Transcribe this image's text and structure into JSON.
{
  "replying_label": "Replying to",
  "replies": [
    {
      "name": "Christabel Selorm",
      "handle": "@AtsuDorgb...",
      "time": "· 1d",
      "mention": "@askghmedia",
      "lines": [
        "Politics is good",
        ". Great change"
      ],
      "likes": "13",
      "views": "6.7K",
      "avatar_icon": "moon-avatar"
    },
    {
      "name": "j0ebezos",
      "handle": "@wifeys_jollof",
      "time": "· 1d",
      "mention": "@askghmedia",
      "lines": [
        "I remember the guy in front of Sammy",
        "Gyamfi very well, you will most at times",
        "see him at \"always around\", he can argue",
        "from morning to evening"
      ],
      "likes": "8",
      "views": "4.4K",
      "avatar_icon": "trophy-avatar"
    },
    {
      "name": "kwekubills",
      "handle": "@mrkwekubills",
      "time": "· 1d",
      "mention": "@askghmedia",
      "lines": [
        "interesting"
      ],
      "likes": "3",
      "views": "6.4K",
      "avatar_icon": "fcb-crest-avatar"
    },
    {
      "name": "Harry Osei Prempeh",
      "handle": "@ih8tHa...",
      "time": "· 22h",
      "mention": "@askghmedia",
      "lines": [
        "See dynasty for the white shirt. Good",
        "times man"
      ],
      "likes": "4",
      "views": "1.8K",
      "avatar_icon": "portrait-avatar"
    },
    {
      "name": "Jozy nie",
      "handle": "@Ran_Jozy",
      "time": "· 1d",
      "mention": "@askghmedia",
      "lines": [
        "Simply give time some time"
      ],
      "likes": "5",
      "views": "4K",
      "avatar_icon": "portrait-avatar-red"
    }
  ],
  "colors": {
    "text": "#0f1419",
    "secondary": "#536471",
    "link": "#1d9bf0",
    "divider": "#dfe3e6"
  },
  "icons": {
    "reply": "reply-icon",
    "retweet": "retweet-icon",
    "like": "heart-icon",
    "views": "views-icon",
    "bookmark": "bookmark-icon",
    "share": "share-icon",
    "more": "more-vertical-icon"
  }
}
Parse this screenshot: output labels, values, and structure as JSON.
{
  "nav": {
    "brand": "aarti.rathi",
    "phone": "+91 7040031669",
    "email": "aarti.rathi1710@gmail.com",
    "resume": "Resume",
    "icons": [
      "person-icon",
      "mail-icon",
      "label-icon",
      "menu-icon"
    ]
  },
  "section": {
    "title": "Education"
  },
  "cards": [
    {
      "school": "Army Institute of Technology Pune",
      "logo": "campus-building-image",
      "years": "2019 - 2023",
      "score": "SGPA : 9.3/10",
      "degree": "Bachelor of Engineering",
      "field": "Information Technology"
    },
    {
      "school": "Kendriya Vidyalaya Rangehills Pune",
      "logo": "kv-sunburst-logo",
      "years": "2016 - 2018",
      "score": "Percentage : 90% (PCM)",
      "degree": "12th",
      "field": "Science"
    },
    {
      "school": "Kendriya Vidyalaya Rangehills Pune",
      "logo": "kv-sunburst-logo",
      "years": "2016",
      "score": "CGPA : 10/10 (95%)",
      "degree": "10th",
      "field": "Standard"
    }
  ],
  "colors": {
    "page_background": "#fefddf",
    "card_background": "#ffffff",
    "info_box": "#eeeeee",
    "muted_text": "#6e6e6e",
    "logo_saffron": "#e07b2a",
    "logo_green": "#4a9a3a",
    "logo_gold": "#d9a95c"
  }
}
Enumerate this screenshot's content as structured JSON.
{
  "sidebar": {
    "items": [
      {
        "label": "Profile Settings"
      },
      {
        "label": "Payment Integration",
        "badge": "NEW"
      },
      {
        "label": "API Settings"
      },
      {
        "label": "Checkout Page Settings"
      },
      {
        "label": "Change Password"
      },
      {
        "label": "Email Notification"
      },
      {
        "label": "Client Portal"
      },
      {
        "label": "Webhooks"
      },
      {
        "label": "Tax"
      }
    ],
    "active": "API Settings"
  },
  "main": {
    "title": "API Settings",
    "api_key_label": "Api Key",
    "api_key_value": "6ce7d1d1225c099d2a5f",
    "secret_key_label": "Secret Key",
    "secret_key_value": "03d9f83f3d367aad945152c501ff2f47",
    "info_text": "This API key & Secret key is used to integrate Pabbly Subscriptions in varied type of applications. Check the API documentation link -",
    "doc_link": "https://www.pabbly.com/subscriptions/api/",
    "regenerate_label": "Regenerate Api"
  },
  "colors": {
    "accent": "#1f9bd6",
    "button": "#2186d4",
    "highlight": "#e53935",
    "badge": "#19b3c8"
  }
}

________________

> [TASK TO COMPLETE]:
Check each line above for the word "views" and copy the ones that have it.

> [ANSWER TO THE PROBLEM]:
      "views": "6.7K",
      "views": "4.4K",
      "views": "6.4K",
      "views": "1.8K",
      "views": "4K",
    "views": "views-icon",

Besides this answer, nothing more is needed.